*** Data to use ***

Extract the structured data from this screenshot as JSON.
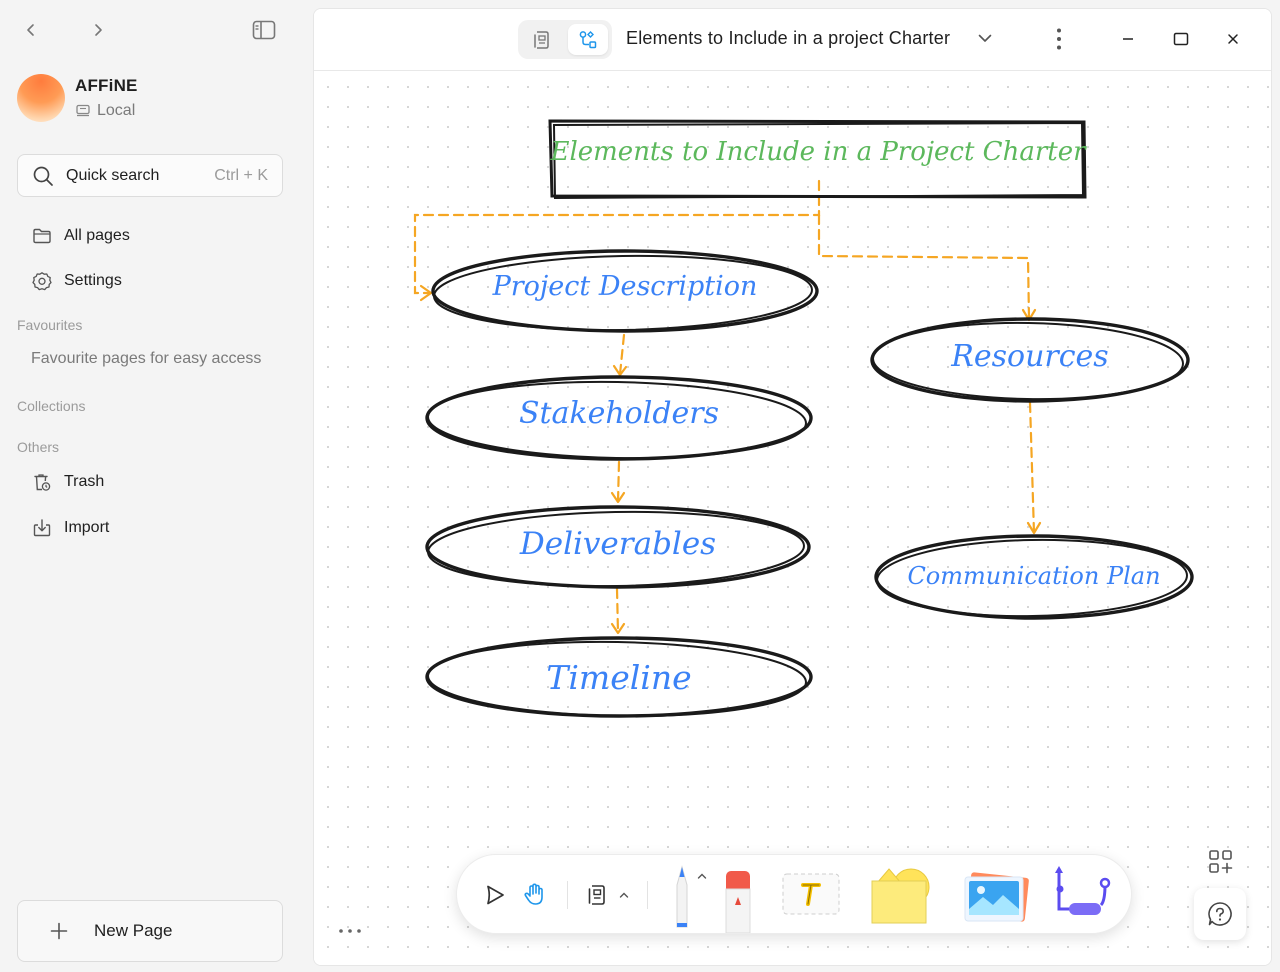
{
  "sidebar": {
    "workspace": {
      "name": "AFFiNE",
      "mode": "Local"
    },
    "search": {
      "label": "Quick search",
      "shortcut": "Ctrl + K"
    },
    "nav": {
      "all_pages": "All pages",
      "settings": "Settings"
    },
    "favourites": {
      "title": "Favourites",
      "empty": "Favourite pages for easy access"
    },
    "collections": {
      "title": "Collections"
    },
    "others": {
      "title": "Others",
      "trash": "Trash",
      "import": "Import"
    },
    "new_page": "New Page"
  },
  "header": {
    "title": "Elements to Include in a project Charter",
    "active_mode": "edgeless"
  },
  "canvas": {
    "title_box": "Elements to Include in a Project Charter",
    "nodes": {
      "project_description": "Project Description",
      "stakeholders": "Stakeholders",
      "deliverables": "Deliverables",
      "timeline": "Timeline",
      "resources": "Resources",
      "communication_plan": "Communication Plan"
    },
    "colors": {
      "title_text": "#5cb85c",
      "node_text": "#3b82f6",
      "outline": "#1a1a1a",
      "connector": "#f5a623"
    }
  },
  "toolbar": {
    "tools": [
      "select-tool",
      "hand-tool",
      "frame-tool",
      "pen-tool",
      "eraser-tool",
      "text-tool",
      "shape-tool",
      "image-tool",
      "connector-tool"
    ]
  }
}
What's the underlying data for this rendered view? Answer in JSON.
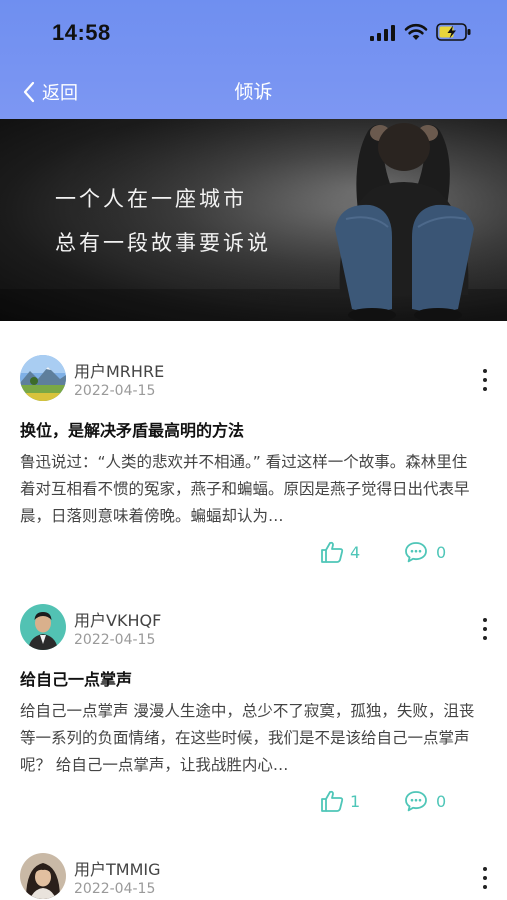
{
  "status_bar": {
    "time": "14:58"
  },
  "nav": {
    "back_label": "返回",
    "title": "倾诉"
  },
  "banner": {
    "line1": "一个人在一座城市",
    "line2": "总有一段故事要诉说"
  },
  "posts": [
    {
      "username": "用户MRHRE",
      "date": "2022-04-15",
      "title": "换位，是解决矛盾最高明的方法",
      "excerpt": "鲁迅说过：“人类的悲欢并不相通。” 看过这样一个故事。森林里住着对互相看不惯的冤家，燕子和蝙蝠。原因是燕子觉得日出代表早晨，日落则意味着傍晚。蝙蝠却认为…",
      "likes": "4",
      "comments": "0"
    },
    {
      "username": "用户VKHQF",
      "date": "2022-04-15",
      "title": "给自己一点掌声",
      "excerpt": "给自己一点掌声 漫漫人生途中，总少不了寂寞，孤独，失败，沮丧等一系列的负面情绪，在这些时候，我们是不是该给自己一点掌声呢？ 给自己一点掌声，让我战胜内心…",
      "likes": "1",
      "comments": "0"
    },
    {
      "username": "用户TMMIG",
      "date": "2022-04-15"
    }
  ],
  "colors": {
    "header": "#7590f1",
    "accent": "#4fc6b8"
  },
  "icons": {
    "back": "chevron-left-icon",
    "like": "thumbs-up-icon",
    "comment": "chat-bubble-icon",
    "more": "more-vertical-icon"
  }
}
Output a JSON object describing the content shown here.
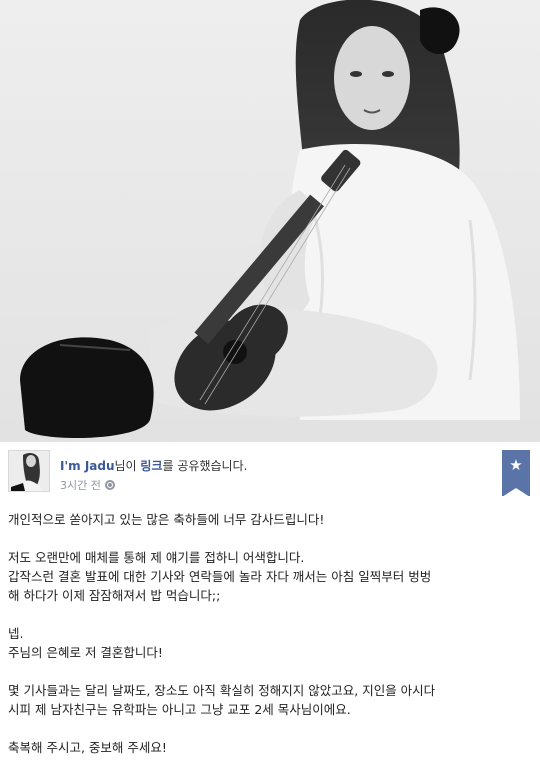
{
  "post": {
    "author_name": "I'm Jadu",
    "author_suffix": "님이 ",
    "link_word": "링크",
    "action_text": "를 공유했습니다.",
    "timestamp": "3시간 전",
    "privacy_icon": "globe-icon",
    "bookmark_icon": "star-icon",
    "body_paragraphs": [
      [
        "개인적으로 쏟아지고 있는 많은 축하들에 너무 감사드립니다!"
      ],
      [
        "저도 오랜만에 매체를 통해 제 얘기를 접하니 어색합니다.",
        "갑작스런 결혼 발표에 대한 기사와 연락들에 놀라 자다 깨서는 아침 일찍부터 벙벙",
        "해 하다가 이제 잠잠해져서 밥 먹습니다;;"
      ],
      [
        "넵.",
        "주님의 은혜로 저 결혼합니다!"
      ],
      [
        "몇 기사들과는 달리 날짜도, 장소도 아직 확실히 정해지지 않았고요, 지인을 아시다",
        "시피 제 남자친구는 유학파는 아니고 그냥 교포 2세 목사님이에요."
      ],
      [
        "축복해 주시고, 중보해 주세요!"
      ]
    ]
  },
  "colors": {
    "link": "#3b5998",
    "meta": "#9197a3",
    "bookmark": "#5b74a8"
  }
}
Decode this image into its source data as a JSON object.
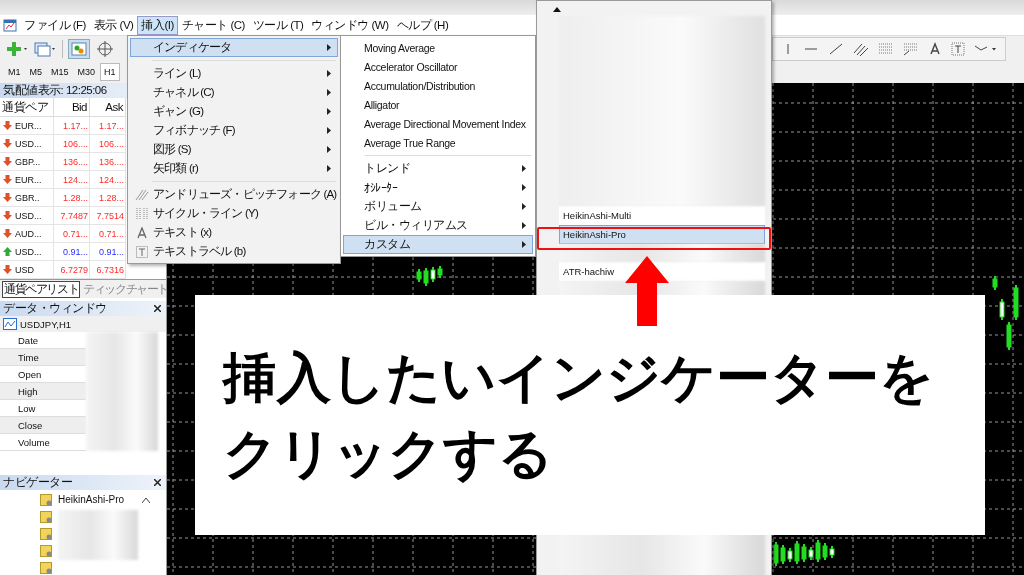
{
  "menu_bar": [
    {
      "label": "ファイル (F)",
      "selected": false
    },
    {
      "label": "表示 (V)",
      "selected": false
    },
    {
      "label": "挿入(I)",
      "selected": true
    },
    {
      "label": "チャート (C)",
      "selected": false
    },
    {
      "label": "ツール (T)",
      "selected": false
    },
    {
      "label": "ウィンドウ (W)",
      "selected": false
    },
    {
      "label": "ヘルプ (H)",
      "selected": false
    }
  ],
  "timeframes": [
    {
      "label": "M1",
      "selected": false
    },
    {
      "label": "M5",
      "selected": false
    },
    {
      "label": "M15",
      "selected": false
    },
    {
      "label": "M30",
      "selected": false
    },
    {
      "label": "H1",
      "selected": true
    }
  ],
  "market_watch": {
    "title": "気配値表示: 12:25:06",
    "columns": [
      "通貨ペア",
      "Bid",
      "Ask"
    ],
    "rows": [
      {
        "symbol": "EUR...",
        "bid": "1.17...",
        "ask": "1.17...",
        "rising": false
      },
      {
        "symbol": "USD...",
        "bid": "106....",
        "ask": "106....",
        "rising": false
      },
      {
        "symbol": "GBP...",
        "bid": "136....",
        "ask": "136....",
        "rising": false
      },
      {
        "symbol": "EUR...",
        "bid": "124....",
        "ask": "124....",
        "rising": false
      },
      {
        "symbol": "GBR..",
        "bid": "1.28...",
        "ask": "1.28...",
        "rising": false
      },
      {
        "symbol": "USD...",
        "bid": "7.7487",
        "ask": "7.7514",
        "rising": false
      },
      {
        "symbol": "AUD...",
        "bid": "0.71...",
        "ask": "0.71...",
        "rising": false
      },
      {
        "symbol": "USD...",
        "bid": "0.91...",
        "ask": "0.91...",
        "rising": true
      },
      {
        "symbol": "USD",
        "bid": "6.7279",
        "ask": "6.7316",
        "rising": false
      }
    ],
    "tabs": [
      {
        "label": "通貨ペアリスト",
        "selected": true
      },
      {
        "label": "ティックチャート",
        "selected": false
      }
    ]
  },
  "data_window": {
    "title": "データ・ウィンドウ",
    "symbol": "USDJPY,H1",
    "rows": [
      "Date",
      "Time",
      "Open",
      "High",
      "Low",
      "Close",
      "Volume"
    ]
  },
  "navigator": {
    "title": "ナビゲーター",
    "items": [
      "HeikinAshi-Pro"
    ]
  },
  "insert_menu": [
    [
      {
        "label": "インディケータ",
        "kind": "submenu",
        "highlighted": true
      }
    ],
    [
      {
        "label": "ライン (L)",
        "kind": "submenu",
        "highlighted": false
      },
      {
        "label": "チャネル (C)",
        "kind": "submenu",
        "highlighted": false
      },
      {
        "label": "ギャン (G)",
        "kind": "submenu",
        "highlighted": false
      },
      {
        "label": "フィボナッチ (F)",
        "kind": "submenu",
        "highlighted": false
      },
      {
        "label": "図形 (S)",
        "kind": "submenu",
        "highlighted": false
      },
      {
        "label": "矢印類 (r)",
        "kind": "submenu",
        "highlighted": false
      }
    ],
    [
      {
        "label": "アンドリューズ・ピッチフォーク (A)",
        "kind": "pitchfork",
        "highlighted": false
      },
      {
        "label": "サイクル・ライン (Y)",
        "kind": "cycle",
        "highlighted": false
      },
      {
        "label": "テキスト (x)",
        "kind": "text",
        "highlighted": false
      },
      {
        "label": "テキストラベル (b)",
        "kind": "label",
        "highlighted": false
      }
    ]
  ],
  "indicator_menu": [
    [
      {
        "label": "Moving Average",
        "kind": "action",
        "highlighted": false
      },
      {
        "label": "Accelerator Oscillator",
        "kind": "action",
        "highlighted": false
      },
      {
        "label": "Accumulation/Distribution",
        "kind": "action",
        "highlighted": false
      },
      {
        "label": "Alligator",
        "kind": "action",
        "highlighted": false
      },
      {
        "label": "Average Directional Movement Index",
        "kind": "action",
        "highlighted": false
      },
      {
        "label": "Average True Range",
        "kind": "action",
        "highlighted": false
      }
    ],
    [
      {
        "label": "トレンド",
        "kind": "submenu",
        "highlighted": false
      },
      {
        "label": "ｵｼﾚｰﾀｰ",
        "kind": "submenu",
        "highlighted": false
      },
      {
        "label": "ボリューム",
        "kind": "submenu",
        "highlighted": false
      },
      {
        "label": "ビル・ウィリアムス",
        "kind": "submenu",
        "highlighted": false
      },
      {
        "label": "カスタム",
        "kind": "submenu",
        "highlighted": true
      }
    ]
  ],
  "custom_menu": [
    {
      "label": "HeikinAshi-Multi",
      "highlighted": false
    },
    {
      "label": "HeikinAshi-Pro",
      "highlighted": true
    },
    {
      "label": "ATR-hachiw",
      "highlighted": false
    }
  ],
  "annotation": {
    "lines": [
      "挿入したいインジケーターを",
      "クリックする"
    ]
  }
}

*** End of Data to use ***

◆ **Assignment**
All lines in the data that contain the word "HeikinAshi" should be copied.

◆ **Response to the exercise**
      "HeikinAshi-Pro"
      "label": "HeikinAshi-Multi",
      "label": "HeikinAshi-Pro",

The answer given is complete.